I just use my fingers to remove the dead leaves in order to tidy up the plant and make it appear more attractive.
Step 4 - Soil for Succulents
Now, the type of soil that you plant your succulents in is very important. You can purchase a specialized soil mixture or you can make your own by mixing 2 parts sand, one part compost, and one part potting soil.
Step 6 - Arranging the Soil
When you are ready to plant, place a piece of pottery, a screen, or a coffee filter over the drainage hole in the bottom of the pot. Scoop some soil into the pot until it fills the lowest openings.
Position your watering tube in the center but don't push it all the way to the bottom. Place a piece of paper towel into the top of the tube to prevent soil from getting down into the tube as you continue to add soil.
Step 7 - Plant Succulents in the Side Pockets
You can plant the side pockets as you go or you can wait until you fill the entire pot with soil.
Make sure you leave the watering tube exposed about 1 inch above the soil. As these plants grow, it will be obscured but you will know it's there. Now you're ready to water your plants by gently adding some water through the tube.
See, you can hardly see the tube in this photo! Another thing about growing succulents is not to over-water them. Always stick your finger into the soil about one inch down and see it the soil is dry.
If it is, then it's time to water. You can fertilize your plants occasionally with a very diluted houseplant fertilizer. In the wintertime, they will do well in full sun, but during the summer succulents like a little shade during part of the day.
Fun With Succulents
I am really fortunate in South Carolina that I can leave my succulents outside almost year round. The only time I move them inside is when we are expecting a hard freeze. I keep my succulents on the dry side during the winter so that they can tolerate colder temperatures.
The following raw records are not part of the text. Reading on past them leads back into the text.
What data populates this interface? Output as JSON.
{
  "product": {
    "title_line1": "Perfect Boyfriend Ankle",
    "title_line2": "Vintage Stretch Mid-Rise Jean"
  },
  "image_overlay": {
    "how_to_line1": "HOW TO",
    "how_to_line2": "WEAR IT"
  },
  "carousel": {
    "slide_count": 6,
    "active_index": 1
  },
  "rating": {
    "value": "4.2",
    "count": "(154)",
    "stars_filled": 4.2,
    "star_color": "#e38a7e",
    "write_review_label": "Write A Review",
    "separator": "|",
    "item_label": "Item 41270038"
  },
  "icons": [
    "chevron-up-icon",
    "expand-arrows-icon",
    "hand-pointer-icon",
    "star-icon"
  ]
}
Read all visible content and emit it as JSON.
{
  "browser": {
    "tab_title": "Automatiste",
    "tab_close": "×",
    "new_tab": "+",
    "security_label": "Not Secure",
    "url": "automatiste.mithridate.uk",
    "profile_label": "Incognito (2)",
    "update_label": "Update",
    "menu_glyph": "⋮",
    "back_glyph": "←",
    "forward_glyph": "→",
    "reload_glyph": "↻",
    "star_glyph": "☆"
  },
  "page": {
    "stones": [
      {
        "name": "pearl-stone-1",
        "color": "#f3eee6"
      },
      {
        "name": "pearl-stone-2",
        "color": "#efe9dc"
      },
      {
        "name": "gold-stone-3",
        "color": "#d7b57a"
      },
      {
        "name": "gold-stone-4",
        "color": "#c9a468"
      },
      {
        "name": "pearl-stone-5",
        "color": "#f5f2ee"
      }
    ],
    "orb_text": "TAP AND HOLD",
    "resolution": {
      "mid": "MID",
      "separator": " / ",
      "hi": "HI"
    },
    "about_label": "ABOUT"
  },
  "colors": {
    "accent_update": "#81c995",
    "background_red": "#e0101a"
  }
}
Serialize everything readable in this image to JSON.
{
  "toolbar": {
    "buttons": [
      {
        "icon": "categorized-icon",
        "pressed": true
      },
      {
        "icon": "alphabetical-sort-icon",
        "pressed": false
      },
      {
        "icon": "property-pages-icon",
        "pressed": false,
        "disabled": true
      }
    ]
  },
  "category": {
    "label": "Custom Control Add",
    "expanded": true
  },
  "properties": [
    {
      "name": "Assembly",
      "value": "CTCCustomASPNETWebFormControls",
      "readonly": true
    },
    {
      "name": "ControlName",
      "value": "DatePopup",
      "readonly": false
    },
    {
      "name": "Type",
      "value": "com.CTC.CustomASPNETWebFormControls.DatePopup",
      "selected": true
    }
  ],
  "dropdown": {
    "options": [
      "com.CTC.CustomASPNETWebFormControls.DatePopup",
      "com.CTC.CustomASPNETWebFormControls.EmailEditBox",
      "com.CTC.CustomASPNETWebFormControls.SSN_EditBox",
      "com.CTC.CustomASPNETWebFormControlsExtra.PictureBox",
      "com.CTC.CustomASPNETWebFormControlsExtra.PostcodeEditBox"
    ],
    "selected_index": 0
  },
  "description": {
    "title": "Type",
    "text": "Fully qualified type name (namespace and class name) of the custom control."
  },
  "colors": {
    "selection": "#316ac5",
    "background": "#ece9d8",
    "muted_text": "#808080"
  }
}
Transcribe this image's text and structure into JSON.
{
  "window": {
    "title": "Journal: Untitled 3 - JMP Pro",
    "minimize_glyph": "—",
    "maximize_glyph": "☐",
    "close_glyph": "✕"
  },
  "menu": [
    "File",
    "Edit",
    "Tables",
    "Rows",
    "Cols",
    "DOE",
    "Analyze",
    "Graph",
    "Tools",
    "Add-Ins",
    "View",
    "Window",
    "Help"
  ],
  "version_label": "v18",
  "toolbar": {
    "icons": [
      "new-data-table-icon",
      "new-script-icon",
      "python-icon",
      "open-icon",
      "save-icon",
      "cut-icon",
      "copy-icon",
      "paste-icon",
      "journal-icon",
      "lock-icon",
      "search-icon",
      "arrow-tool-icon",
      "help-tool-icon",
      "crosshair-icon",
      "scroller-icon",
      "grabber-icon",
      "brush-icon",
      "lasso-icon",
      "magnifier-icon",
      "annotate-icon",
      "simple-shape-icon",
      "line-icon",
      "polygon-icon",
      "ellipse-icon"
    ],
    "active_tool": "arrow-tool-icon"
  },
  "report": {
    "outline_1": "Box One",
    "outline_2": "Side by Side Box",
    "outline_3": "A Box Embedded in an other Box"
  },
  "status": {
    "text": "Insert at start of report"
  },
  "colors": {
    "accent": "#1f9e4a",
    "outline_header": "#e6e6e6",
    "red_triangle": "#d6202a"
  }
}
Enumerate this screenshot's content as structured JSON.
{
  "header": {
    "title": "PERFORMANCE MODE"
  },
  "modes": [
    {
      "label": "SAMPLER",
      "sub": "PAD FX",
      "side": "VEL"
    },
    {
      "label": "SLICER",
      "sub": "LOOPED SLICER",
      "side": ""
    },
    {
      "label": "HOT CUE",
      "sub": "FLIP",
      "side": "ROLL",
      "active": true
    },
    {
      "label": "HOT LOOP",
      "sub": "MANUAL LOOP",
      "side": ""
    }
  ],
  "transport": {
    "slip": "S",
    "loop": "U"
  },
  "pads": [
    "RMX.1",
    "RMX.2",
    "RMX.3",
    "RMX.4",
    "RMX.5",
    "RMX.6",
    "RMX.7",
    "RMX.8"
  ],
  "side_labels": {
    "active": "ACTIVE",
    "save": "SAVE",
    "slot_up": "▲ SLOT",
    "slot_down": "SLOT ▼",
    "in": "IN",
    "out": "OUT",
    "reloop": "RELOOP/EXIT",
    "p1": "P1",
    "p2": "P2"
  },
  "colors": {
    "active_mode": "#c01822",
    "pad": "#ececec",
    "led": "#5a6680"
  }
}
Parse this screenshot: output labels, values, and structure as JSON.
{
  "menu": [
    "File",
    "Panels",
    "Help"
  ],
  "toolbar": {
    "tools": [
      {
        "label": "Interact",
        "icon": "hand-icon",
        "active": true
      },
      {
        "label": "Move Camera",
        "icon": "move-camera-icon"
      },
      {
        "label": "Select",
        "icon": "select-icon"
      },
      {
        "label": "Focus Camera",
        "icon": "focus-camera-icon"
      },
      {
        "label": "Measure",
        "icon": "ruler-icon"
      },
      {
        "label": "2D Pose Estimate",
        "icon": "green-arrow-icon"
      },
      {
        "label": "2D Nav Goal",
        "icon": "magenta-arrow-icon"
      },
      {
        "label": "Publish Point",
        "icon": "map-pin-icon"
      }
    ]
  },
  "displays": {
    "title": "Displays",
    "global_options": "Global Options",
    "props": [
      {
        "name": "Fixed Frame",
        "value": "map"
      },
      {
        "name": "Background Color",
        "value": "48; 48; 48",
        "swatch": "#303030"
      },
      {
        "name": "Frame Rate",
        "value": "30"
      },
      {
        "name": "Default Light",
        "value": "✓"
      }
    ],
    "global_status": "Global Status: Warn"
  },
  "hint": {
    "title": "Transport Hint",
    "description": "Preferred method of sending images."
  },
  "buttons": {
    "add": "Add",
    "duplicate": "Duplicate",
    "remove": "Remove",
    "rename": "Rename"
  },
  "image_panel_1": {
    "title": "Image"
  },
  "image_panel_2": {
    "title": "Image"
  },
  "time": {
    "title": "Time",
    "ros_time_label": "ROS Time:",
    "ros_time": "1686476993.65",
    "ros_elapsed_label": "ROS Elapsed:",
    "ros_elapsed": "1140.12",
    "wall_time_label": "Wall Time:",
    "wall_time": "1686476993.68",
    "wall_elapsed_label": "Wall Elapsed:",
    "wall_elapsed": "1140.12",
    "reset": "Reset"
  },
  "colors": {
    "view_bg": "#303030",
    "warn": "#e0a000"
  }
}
I don't know if you've ever noticed but succulents turn a beautiful color in winter sun and cooler temperatures.